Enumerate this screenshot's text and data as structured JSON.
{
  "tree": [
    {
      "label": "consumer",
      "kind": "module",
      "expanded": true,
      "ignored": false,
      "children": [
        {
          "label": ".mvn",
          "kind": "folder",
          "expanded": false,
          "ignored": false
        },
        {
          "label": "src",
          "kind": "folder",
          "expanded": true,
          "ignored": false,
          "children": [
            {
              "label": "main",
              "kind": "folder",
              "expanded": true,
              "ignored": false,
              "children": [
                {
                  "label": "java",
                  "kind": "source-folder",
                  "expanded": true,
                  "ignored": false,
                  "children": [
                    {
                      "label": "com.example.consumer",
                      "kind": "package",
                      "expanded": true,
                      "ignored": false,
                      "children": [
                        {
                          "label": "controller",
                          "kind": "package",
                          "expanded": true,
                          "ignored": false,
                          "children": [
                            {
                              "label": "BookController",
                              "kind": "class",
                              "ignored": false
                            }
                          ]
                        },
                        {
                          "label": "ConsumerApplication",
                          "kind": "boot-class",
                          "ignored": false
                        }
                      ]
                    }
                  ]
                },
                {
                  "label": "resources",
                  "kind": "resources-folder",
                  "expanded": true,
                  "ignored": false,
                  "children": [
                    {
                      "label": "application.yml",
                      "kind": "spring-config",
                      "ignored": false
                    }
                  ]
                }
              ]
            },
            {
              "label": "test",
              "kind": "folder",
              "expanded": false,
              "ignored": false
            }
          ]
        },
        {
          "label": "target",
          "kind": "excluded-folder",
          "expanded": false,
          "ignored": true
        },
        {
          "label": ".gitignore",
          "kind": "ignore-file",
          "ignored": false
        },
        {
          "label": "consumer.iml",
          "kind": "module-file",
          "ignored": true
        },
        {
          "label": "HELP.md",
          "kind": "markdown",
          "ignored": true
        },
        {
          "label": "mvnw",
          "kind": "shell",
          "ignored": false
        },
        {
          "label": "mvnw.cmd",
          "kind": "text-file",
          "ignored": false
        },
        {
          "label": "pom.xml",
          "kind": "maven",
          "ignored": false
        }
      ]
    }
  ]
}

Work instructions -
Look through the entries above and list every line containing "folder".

Answer to the exercise -
          "kind": "folder",
          "kind": "folder",
              "kind": "folder",
                  "kind": "source-folder",
                  "kind": "resources-folder",
              "kind": "folder",
          "kind": "excluded-folder",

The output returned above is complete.